- Anti-stain – Peroxide does remove stain but it loses ts oomph very easily. Peroxide based toothpastes have to be fresh and used regularly as directed to have any significant effect. Another way to remove stain is with abrasives (grit).This is a two-edged sword. In the short-term you remove stain, but with regular use you will remove tooth! I saw one toothpaste at a natural foods store that used kaolin (clay) as an abrasive – YIKES! Sure – it was all natural and hazardous to your teeth.
- SLS – (Detergent) – Sodium Lauryl Sulfate (SLS) is a detergent also used in shampoo. It removes stuff (my scientific name for organic matter) from your teeth and gums and gives you that very clean feeling. It also removes the protective salivary layer. If you have a dry mouth or canker sores, look for SLS free toothpaste (Pro-enamel and Rembrandt are SLS free)
- High Fluoride toothpastes like Prevident.

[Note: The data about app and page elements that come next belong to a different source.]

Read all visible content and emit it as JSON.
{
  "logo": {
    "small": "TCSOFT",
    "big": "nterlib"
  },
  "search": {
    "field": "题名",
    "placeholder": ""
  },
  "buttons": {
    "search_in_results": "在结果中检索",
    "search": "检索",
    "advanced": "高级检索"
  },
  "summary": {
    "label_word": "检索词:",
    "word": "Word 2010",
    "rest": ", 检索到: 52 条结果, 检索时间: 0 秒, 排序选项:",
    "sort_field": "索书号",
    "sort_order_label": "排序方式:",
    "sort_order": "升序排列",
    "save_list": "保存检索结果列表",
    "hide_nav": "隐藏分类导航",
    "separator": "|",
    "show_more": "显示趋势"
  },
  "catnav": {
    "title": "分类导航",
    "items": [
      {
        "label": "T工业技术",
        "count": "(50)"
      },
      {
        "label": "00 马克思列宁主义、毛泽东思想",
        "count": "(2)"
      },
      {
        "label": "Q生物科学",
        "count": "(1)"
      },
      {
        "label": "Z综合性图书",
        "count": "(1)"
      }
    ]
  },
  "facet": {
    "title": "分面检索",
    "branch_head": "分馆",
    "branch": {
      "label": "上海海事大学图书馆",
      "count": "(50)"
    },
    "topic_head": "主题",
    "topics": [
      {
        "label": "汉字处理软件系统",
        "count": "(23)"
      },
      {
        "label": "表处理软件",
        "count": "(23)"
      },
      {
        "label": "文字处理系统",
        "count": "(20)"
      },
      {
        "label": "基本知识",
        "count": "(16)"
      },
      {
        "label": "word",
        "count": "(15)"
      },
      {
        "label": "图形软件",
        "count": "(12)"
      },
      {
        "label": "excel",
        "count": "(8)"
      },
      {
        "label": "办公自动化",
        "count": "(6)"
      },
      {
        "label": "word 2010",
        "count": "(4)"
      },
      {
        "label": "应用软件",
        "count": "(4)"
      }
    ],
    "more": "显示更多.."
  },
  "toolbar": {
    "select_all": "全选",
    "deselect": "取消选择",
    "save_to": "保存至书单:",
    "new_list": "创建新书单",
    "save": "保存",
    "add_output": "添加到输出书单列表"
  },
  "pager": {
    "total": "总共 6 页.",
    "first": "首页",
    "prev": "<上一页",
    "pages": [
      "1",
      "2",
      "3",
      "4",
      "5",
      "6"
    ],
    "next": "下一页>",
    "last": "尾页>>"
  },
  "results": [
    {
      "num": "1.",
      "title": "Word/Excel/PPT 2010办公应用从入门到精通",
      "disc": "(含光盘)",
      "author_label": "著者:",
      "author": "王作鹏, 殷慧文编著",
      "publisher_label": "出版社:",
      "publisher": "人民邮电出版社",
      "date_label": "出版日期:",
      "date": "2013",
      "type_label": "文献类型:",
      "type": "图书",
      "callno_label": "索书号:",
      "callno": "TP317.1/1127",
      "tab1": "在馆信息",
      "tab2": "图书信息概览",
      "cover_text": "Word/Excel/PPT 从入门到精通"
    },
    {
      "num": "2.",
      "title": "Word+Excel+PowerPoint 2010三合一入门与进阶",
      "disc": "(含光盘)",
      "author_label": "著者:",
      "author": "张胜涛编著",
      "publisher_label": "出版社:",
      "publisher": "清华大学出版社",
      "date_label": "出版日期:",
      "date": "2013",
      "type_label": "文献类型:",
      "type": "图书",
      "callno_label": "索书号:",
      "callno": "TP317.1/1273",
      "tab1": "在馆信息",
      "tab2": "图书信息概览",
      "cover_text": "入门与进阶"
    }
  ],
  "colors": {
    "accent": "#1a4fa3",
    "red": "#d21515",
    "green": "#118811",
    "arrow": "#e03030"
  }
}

I prescribe a high fluoride toothpaste (Prevident 5000) for my patients who have exhibited a high decay rate or are at risk for a high decay rate. This has 5 times the amount of fluoride in your regular toothpaste. They work well if you follow the directions. Let me repeat that! Follow the directions!
- Baking Soda – Won’t hurt you. It breaks down very quickly when brushing. Note #1: if you are salt sensitive, you should understand that baking soda is an additional source of sodium in the diet. Note #2: Avoid mixing table salt with baking soda! Salt is very abrasive and will damage your teeth.
- Glitter! is often made from mica. Hey it’s cute and probably not harmful – but does it belong in my mouth? Similarly, toothpastes have lots of coloring agents – F,D & C dyes and titanium dioxide (white). I sincerely doubt that any of this could kill you. You should be more worried about driving on the highway!
- Cinammon – can cause alteration of the lining of the mouth that is fortunately reversible. IMHO, It should not be in your toothpaste.
- Hydrogen Peroxide (and other peroxides) are very fragile compounds. If it is in your toothpaste, it has probably lost the majority of its efficacy. Peroxide is fairly benign. It will bleach the teeth to some extent and kill some germs.
As you can guess, this is not the exhaustive list of additives. Again, they are for the most part benign. You spit the majority of the toothpaste out and at most are exposed to these ingredients for about two minutes a day. And even in those two minutes, these ingredients are buffered and diluted by saliva. Should you develop issues when using a new toothpaste, just stop using it!
Dr. Rick Liftig
Disclaimer: The information contained on Dr. Liftig’s website is meant to provide general information about dentistry. The information contained within this website is not intended to provide medical or dental advice, and should not be used as a substitute for medical and dental advice. Consult your dentist or physician for your specific condition. Dr. Liftig accepts no liability for the information provided pertaining to treatment.